Have you ever wondered about the Haunted Mansion story? Referring to ride shows and Haunted Mansion in particular, Marc Davis is quoted (link) as saying: “...These attractions at Disneyland and Disney World are experiences—but they are not stories! You don't have a story that starts at a beginning and goes until the end—as I say I think this worked very well in that regard. Any of these things I worked on had no story at all, and I think they worked too.”

X Atencio (script writer for the Haunted Mansion) recalled the same (link): “When you go through the ride, you really don't have enough time to tell the story of the bride—so you just go by and see her. It's a good illusion—but some people get it, and some people don't...”

Jim also provided insider information on the relaunch of Space Mountain show development which was amusing. I appreciated his comment: Disneyland's Space Mountain was indeed “a fairly snazzy thrill ride.”

The concept stage on Disneyland's Space Mountain lasted six months, with Bill and myself collaborating on all elements of the ride/show. With no sponsor, I felt there was no need for large renderings as were done for RCA at WDW, so all show concept illustrations were marker sketches on small boards, (not shown in this article) giving me time to do very complete models for John Hench and others to review.
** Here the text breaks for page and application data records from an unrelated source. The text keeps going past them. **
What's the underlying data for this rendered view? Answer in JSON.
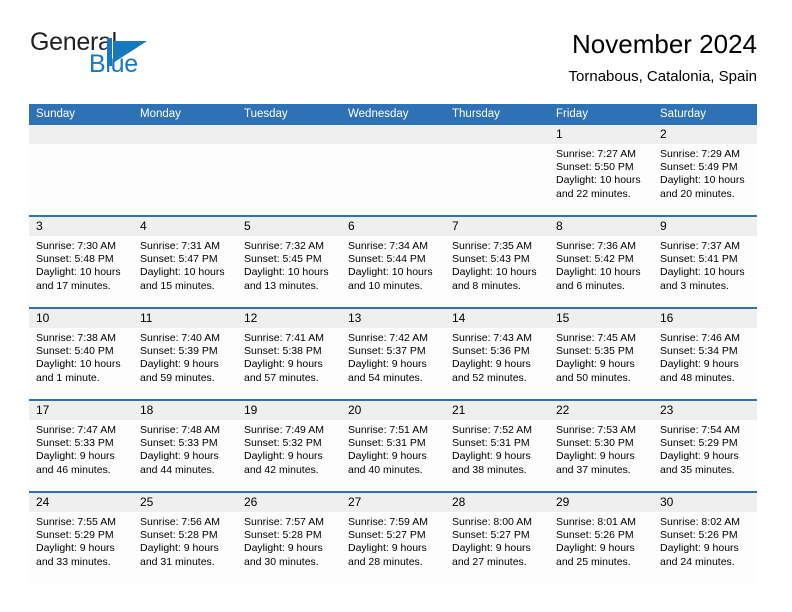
{
  "brand": {
    "name_part1": "General",
    "name_part2": "Blue",
    "accent_color": "#1878be"
  },
  "header": {
    "title": "November 2024",
    "subtitle": "Tornabous, Catalonia, Spain"
  },
  "theme": {
    "header_blue": "#2e72b5",
    "day_strip_gray": "#efefef",
    "cell_background": "#fdfdfd"
  },
  "weekdays": [
    "Sunday",
    "Monday",
    "Tuesday",
    "Wednesday",
    "Thursday",
    "Friday",
    "Saturday"
  ],
  "labels": {
    "sunrise_prefix": "Sunrise:",
    "sunset_prefix": "Sunset:",
    "daylight_prefix": "Daylight:"
  },
  "weeks": [
    [
      {
        "day": "",
        "sunrise": "",
        "sunset": "",
        "daylight": ""
      },
      {
        "day": "",
        "sunrise": "",
        "sunset": "",
        "daylight": ""
      },
      {
        "day": "",
        "sunrise": "",
        "sunset": "",
        "daylight": ""
      },
      {
        "day": "",
        "sunrise": "",
        "sunset": "",
        "daylight": ""
      },
      {
        "day": "",
        "sunrise": "",
        "sunset": "",
        "daylight": ""
      },
      {
        "day": "1",
        "sunrise": "Sunrise: 7:27 AM",
        "sunset": "Sunset: 5:50 PM",
        "daylight": "Daylight: 10 hours and 22 minutes."
      },
      {
        "day": "2",
        "sunrise": "Sunrise: 7:29 AM",
        "sunset": "Sunset: 5:49 PM",
        "daylight": "Daylight: 10 hours and 20 minutes."
      }
    ],
    [
      {
        "day": "3",
        "sunrise": "Sunrise: 7:30 AM",
        "sunset": "Sunset: 5:48 PM",
        "daylight": "Daylight: 10 hours and 17 minutes."
      },
      {
        "day": "4",
        "sunrise": "Sunrise: 7:31 AM",
        "sunset": "Sunset: 5:47 PM",
        "daylight": "Daylight: 10 hours and 15 minutes."
      },
      {
        "day": "5",
        "sunrise": "Sunrise: 7:32 AM",
        "sunset": "Sunset: 5:45 PM",
        "daylight": "Daylight: 10 hours and 13 minutes."
      },
      {
        "day": "6",
        "sunrise": "Sunrise: 7:34 AM",
        "sunset": "Sunset: 5:44 PM",
        "daylight": "Daylight: 10 hours and 10 minutes."
      },
      {
        "day": "7",
        "sunrise": "Sunrise: 7:35 AM",
        "sunset": "Sunset: 5:43 PM",
        "daylight": "Daylight: 10 hours and 8 minutes."
      },
      {
        "day": "8",
        "sunrise": "Sunrise: 7:36 AM",
        "sunset": "Sunset: 5:42 PM",
        "daylight": "Daylight: 10 hours and 6 minutes."
      },
      {
        "day": "9",
        "sunrise": "Sunrise: 7:37 AM",
        "sunset": "Sunset: 5:41 PM",
        "daylight": "Daylight: 10 hours and 3 minutes."
      }
    ],
    [
      {
        "day": "10",
        "sunrise": "Sunrise: 7:38 AM",
        "sunset": "Sunset: 5:40 PM",
        "daylight": "Daylight: 10 hours and 1 minute."
      },
      {
        "day": "11",
        "sunrise": "Sunrise: 7:40 AM",
        "sunset": "Sunset: 5:39 PM",
        "daylight": "Daylight: 9 hours and 59 minutes."
      },
      {
        "day": "12",
        "sunrise": "Sunrise: 7:41 AM",
        "sunset": "Sunset: 5:38 PM",
        "daylight": "Daylight: 9 hours and 57 minutes."
      },
      {
        "day": "13",
        "sunrise": "Sunrise: 7:42 AM",
        "sunset": "Sunset: 5:37 PM",
        "daylight": "Daylight: 9 hours and 54 minutes."
      },
      {
        "day": "14",
        "sunrise": "Sunrise: 7:43 AM",
        "sunset": "Sunset: 5:36 PM",
        "daylight": "Daylight: 9 hours and 52 minutes."
      },
      {
        "day": "15",
        "sunrise": "Sunrise: 7:45 AM",
        "sunset": "Sunset: 5:35 PM",
        "daylight": "Daylight: 9 hours and 50 minutes."
      },
      {
        "day": "16",
        "sunrise": "Sunrise: 7:46 AM",
        "sunset": "Sunset: 5:34 PM",
        "daylight": "Daylight: 9 hours and 48 minutes."
      }
    ],
    [
      {
        "day": "17",
        "sunrise": "Sunrise: 7:47 AM",
        "sunset": "Sunset: 5:33 PM",
        "daylight": "Daylight: 9 hours and 46 minutes."
      },
      {
        "day": "18",
        "sunrise": "Sunrise: 7:48 AM",
        "sunset": "Sunset: 5:33 PM",
        "daylight": "Daylight: 9 hours and 44 minutes."
      },
      {
        "day": "19",
        "sunrise": "Sunrise: 7:49 AM",
        "sunset": "Sunset: 5:32 PM",
        "daylight": "Daylight: 9 hours and 42 minutes."
      },
      {
        "day": "20",
        "sunrise": "Sunrise: 7:51 AM",
        "sunset": "Sunset: 5:31 PM",
        "daylight": "Daylight: 9 hours and 40 minutes."
      },
      {
        "day": "21",
        "sunrise": "Sunrise: 7:52 AM",
        "sunset": "Sunset: 5:31 PM",
        "daylight": "Daylight: 9 hours and 38 minutes."
      },
      {
        "day": "22",
        "sunrise": "Sunrise: 7:53 AM",
        "sunset": "Sunset: 5:30 PM",
        "daylight": "Daylight: 9 hours and 37 minutes."
      },
      {
        "day": "23",
        "sunrise": "Sunrise: 7:54 AM",
        "sunset": "Sunset: 5:29 PM",
        "daylight": "Daylight: 9 hours and 35 minutes."
      }
    ],
    [
      {
        "day": "24",
        "sunrise": "Sunrise: 7:55 AM",
        "sunset": "Sunset: 5:29 PM",
        "daylight": "Daylight: 9 hours and 33 minutes."
      },
      {
        "day": "25",
        "sunrise": "Sunrise: 7:56 AM",
        "sunset": "Sunset: 5:28 PM",
        "daylight": "Daylight: 9 hours and 31 minutes."
      },
      {
        "day": "26",
        "sunrise": "Sunrise: 7:57 AM",
        "sunset": "Sunset: 5:28 PM",
        "daylight": "Daylight: 9 hours and 30 minutes."
      },
      {
        "day": "27",
        "sunrise": "Sunrise: 7:59 AM",
        "sunset": "Sunset: 5:27 PM",
        "daylight": "Daylight: 9 hours and 28 minutes."
      },
      {
        "day": "28",
        "sunrise": "Sunrise: 8:00 AM",
        "sunset": "Sunset: 5:27 PM",
        "daylight": "Daylight: 9 hours and 27 minutes."
      },
      {
        "day": "29",
        "sunrise": "Sunrise: 8:01 AM",
        "sunset": "Sunset: 5:26 PM",
        "daylight": "Daylight: 9 hours and 25 minutes."
      },
      {
        "day": "30",
        "sunrise": "Sunrise: 8:02 AM",
        "sunset": "Sunset: 5:26 PM",
        "daylight": "Daylight: 9 hours and 24 minutes."
      }
    ]
  ]
}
The model shop was preparing an alternate design of the Space Port under the direction of the Architecture Department. John Hench and Marty Sklar reviewed the two models and they decided on my more compact version, which was fortunate for Bill and me. Fortunate, I say, because the problem of fitting the track into the building was not yet solved. The control tower position was a factor in the choice also.
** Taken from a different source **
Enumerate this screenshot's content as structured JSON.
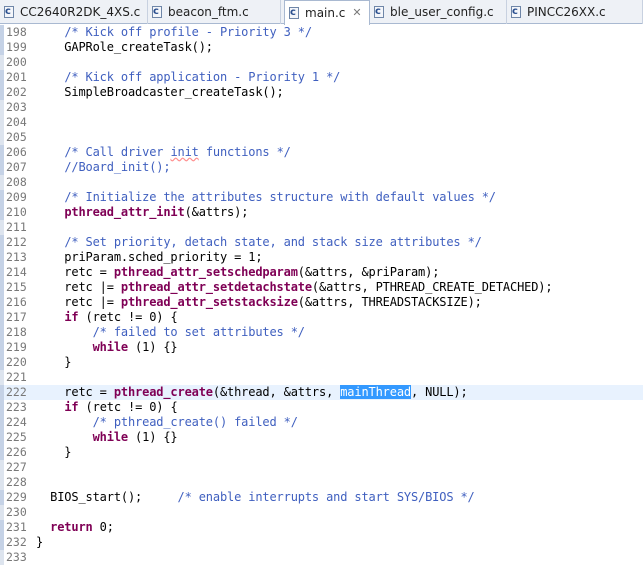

My final Space Port model, at a larger scale, was photographed for the annual report. The man reviewing the model for this purpose was James Stewart from the Studio. The model was incomplete. Of all the spherical “liquid oxygen” tanks, only one or two were gold, the rest were gray. The gold ones were actually the bottom half of L'eggs pantyhose containers. I explained that the two were all I had. He impatiently said, “Buy more!” The result was that my wife had enough pantyhose to last her for a year.

Glenn Durflinger (left), who led the team of architects producing construction drawings, and George McGinnis, Space Mountain concept designer, review the final Space Port concept model. Photo courtesy of George McGinnis.

The 200-foot-diameter clear span building alone was estimated to cost one million dollars. This changed “a bit” when Bill needed more space for the track. The Architecture Department's plan had reduced the available space in the building to 140 feet diameter at the lowest level. This, in turn, reduced available space for ride track, as did the massive Space Port structure.

It became necessary to carve additional floor space out of the surrounding below-ground-level embankment for Bill's ride track. This impacted the building foundations and they required additional cement pumped beneath the piers. In this way and others, Bill solved the “ten pounds of 'stuff' in a five pound bag” problem. Kind of like Alexander the Great when he “solved” the Gordian Knot.

(The Gordian Knot is sometimes a metaphor for conquering the impossible. Alexander's sword slashing the Gordian Knot cost the Gordians a great “tourist” attraction. By Bill “slashing” this Space Mountain interior berm, Disneyland gained one. Alexander went on to rule Asia as the myth prophesied. Bill added another successful ride to his engineering achievements.)

All later Space Mountains were built at ground level eliminating such foundation problems.

Next time

Bill Watkins tells his story of designing the track.